_Web page and app entries_.
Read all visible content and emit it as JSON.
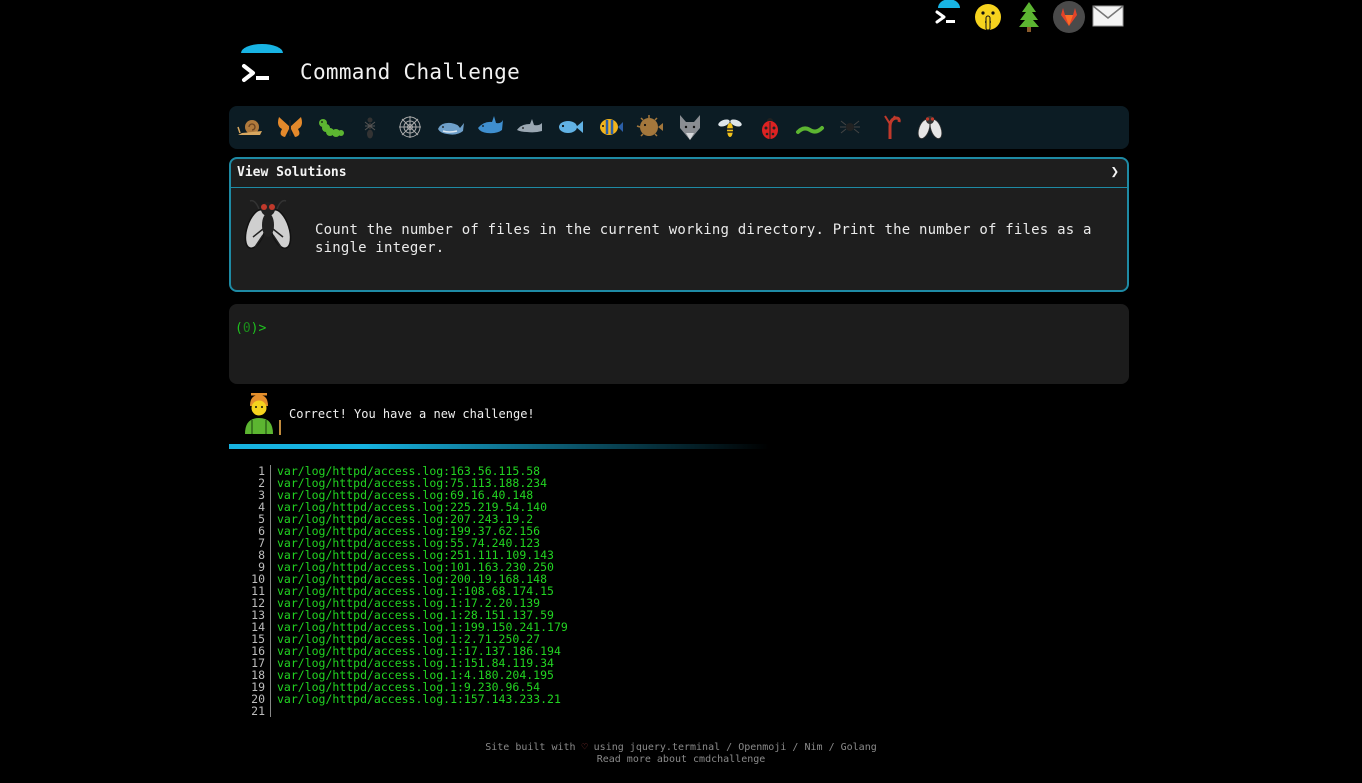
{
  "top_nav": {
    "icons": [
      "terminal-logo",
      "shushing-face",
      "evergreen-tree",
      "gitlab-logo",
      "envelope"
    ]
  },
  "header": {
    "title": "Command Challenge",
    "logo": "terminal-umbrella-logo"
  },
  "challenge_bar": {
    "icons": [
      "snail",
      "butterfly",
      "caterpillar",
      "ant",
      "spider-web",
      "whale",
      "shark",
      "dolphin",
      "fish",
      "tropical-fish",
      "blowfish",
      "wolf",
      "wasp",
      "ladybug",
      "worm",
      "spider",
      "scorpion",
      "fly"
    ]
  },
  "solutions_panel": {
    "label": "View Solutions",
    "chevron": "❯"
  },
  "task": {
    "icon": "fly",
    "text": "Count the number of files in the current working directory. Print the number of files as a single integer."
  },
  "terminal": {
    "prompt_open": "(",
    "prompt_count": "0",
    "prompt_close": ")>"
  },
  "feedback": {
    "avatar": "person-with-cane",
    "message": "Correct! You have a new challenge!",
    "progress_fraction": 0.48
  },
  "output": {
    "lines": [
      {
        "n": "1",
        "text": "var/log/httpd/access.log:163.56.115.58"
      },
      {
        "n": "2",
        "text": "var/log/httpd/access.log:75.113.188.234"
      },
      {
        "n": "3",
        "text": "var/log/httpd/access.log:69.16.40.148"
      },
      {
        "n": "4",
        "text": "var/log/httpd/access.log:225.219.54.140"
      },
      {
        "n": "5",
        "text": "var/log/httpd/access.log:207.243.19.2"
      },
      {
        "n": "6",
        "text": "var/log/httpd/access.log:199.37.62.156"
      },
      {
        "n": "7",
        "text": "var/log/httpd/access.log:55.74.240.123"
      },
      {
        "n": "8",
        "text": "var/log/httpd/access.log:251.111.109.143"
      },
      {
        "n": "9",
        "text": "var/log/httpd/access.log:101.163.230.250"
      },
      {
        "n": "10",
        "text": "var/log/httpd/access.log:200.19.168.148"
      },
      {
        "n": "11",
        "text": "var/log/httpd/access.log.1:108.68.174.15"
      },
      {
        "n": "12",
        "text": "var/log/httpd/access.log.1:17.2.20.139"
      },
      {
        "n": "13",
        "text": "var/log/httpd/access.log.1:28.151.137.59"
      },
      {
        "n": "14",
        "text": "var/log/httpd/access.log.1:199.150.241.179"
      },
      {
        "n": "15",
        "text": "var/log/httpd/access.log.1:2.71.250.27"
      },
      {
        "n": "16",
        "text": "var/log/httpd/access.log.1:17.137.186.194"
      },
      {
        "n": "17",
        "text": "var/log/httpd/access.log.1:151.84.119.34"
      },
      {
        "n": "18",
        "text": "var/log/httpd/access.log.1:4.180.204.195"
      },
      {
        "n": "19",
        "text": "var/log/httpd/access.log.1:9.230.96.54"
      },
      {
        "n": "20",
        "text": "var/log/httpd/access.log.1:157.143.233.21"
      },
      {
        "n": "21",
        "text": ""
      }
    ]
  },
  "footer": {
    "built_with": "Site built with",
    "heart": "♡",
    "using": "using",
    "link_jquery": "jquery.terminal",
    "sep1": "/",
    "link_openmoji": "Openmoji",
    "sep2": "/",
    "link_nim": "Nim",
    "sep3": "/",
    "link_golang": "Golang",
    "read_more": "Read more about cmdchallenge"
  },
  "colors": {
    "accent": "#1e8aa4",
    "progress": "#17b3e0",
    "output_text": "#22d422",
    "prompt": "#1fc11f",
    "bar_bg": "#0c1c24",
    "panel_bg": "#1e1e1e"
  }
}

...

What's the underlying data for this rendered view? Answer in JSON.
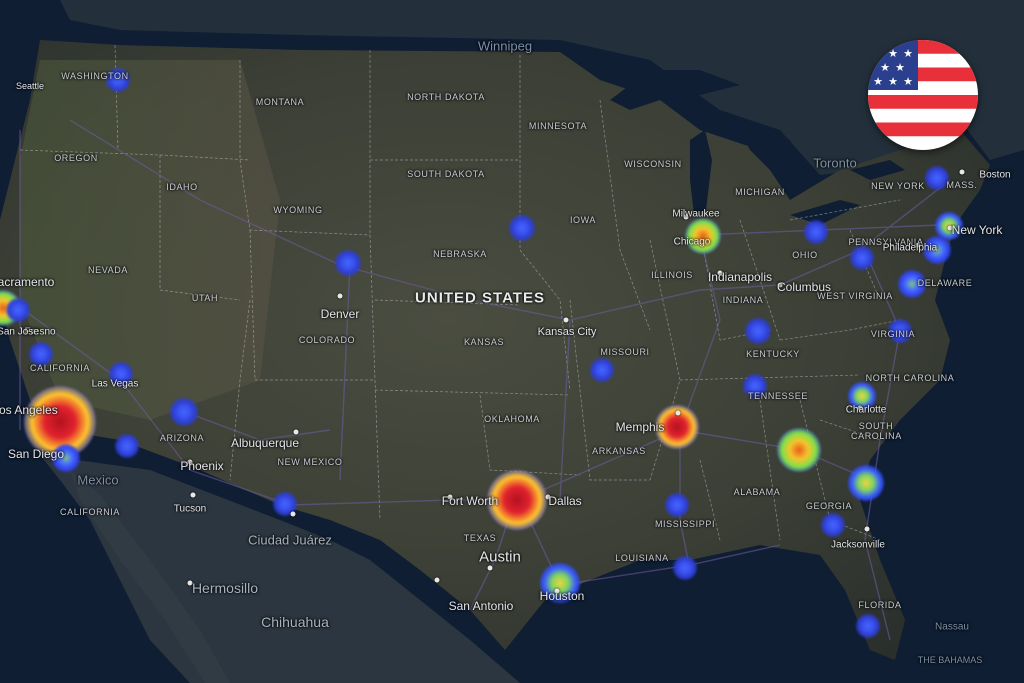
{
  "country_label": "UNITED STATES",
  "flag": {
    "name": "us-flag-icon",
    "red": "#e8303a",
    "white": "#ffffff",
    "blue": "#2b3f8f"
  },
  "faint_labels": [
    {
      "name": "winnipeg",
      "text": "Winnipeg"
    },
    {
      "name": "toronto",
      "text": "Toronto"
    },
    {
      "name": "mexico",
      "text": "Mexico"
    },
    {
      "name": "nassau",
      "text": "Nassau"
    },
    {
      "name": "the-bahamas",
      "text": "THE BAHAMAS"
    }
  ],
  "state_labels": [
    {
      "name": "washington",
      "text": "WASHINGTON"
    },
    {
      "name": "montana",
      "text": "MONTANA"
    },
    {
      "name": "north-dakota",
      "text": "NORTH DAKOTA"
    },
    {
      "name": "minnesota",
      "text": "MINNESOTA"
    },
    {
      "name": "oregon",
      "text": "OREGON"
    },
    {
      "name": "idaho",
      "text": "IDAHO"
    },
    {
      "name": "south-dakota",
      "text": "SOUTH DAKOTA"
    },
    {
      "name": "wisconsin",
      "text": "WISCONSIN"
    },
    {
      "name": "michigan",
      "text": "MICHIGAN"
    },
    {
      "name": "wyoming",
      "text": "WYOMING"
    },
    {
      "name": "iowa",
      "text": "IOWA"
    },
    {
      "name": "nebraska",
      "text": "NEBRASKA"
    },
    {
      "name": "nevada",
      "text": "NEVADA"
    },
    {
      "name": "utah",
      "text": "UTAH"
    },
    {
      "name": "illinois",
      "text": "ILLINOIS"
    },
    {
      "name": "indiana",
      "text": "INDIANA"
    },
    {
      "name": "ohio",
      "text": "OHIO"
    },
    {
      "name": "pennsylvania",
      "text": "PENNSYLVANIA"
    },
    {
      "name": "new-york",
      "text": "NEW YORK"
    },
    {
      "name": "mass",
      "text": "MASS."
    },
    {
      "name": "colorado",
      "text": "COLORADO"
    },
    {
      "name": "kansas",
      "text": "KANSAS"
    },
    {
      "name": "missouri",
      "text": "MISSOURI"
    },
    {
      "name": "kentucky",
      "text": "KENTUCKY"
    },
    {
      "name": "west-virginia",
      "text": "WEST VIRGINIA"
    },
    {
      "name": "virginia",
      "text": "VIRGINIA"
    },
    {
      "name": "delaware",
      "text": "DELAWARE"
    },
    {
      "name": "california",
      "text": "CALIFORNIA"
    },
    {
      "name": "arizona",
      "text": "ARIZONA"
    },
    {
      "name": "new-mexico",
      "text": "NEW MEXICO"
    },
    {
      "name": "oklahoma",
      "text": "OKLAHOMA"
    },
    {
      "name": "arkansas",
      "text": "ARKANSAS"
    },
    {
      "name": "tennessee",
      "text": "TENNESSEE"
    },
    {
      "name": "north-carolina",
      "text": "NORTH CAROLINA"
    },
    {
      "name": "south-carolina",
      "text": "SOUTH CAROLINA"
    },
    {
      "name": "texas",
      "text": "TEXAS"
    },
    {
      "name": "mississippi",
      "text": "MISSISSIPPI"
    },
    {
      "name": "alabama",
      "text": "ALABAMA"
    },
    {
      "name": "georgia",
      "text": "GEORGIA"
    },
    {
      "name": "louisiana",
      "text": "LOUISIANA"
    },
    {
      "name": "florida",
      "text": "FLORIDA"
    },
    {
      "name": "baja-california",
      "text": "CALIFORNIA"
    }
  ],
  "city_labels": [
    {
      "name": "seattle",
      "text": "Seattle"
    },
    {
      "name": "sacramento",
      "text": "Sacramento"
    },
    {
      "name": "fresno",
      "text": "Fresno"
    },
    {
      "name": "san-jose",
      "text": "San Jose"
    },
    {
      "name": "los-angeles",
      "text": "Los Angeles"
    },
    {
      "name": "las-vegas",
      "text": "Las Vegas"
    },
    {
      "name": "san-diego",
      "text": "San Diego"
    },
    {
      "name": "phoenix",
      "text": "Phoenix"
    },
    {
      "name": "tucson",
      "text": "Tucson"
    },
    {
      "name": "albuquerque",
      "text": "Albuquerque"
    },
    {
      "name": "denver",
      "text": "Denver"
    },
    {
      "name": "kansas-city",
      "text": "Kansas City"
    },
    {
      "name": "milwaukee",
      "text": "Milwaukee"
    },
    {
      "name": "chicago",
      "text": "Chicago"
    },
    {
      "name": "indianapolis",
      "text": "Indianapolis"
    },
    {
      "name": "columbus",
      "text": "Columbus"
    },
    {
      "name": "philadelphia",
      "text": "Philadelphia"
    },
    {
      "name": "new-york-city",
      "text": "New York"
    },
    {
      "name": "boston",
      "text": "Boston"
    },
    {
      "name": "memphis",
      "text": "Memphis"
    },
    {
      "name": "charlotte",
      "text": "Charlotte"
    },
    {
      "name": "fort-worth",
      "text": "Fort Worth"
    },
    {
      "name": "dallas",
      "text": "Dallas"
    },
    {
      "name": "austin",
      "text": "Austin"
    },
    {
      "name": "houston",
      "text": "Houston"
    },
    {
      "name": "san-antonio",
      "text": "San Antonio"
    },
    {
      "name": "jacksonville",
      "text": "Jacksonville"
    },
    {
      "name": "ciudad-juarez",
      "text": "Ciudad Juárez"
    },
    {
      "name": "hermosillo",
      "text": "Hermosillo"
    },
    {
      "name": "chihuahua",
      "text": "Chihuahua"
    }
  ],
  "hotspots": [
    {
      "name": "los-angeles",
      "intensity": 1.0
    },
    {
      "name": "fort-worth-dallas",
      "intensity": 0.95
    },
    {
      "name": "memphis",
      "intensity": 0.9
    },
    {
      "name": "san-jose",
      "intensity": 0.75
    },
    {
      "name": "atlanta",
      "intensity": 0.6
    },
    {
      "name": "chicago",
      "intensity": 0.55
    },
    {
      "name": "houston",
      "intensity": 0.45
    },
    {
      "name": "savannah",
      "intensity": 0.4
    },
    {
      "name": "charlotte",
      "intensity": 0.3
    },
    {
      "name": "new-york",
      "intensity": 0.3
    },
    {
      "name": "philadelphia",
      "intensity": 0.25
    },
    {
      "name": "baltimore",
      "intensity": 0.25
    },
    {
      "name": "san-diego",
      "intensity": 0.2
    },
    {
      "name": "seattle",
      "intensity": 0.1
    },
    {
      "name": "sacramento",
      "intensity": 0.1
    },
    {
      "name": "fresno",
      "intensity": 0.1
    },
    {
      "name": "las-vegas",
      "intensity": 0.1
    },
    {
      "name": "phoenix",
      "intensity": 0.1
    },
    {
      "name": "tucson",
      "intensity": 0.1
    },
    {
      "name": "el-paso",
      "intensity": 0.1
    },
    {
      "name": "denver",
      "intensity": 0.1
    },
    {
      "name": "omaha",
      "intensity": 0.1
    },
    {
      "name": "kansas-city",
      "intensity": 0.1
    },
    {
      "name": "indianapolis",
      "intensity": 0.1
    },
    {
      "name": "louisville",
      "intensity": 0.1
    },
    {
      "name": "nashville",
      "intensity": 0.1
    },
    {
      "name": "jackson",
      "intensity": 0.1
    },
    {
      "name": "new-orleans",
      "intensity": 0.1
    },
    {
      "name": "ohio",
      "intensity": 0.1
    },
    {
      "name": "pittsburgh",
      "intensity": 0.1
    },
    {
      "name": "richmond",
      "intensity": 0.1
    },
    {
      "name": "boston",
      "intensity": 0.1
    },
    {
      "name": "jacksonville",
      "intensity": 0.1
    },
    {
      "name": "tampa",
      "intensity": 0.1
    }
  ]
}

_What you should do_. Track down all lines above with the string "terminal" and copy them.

_Written solution_.
      "terminal-logo",
    "logo": "terminal-umbrella-logo"
  "terminal": {
    "link_jquery": "jquery.terminal",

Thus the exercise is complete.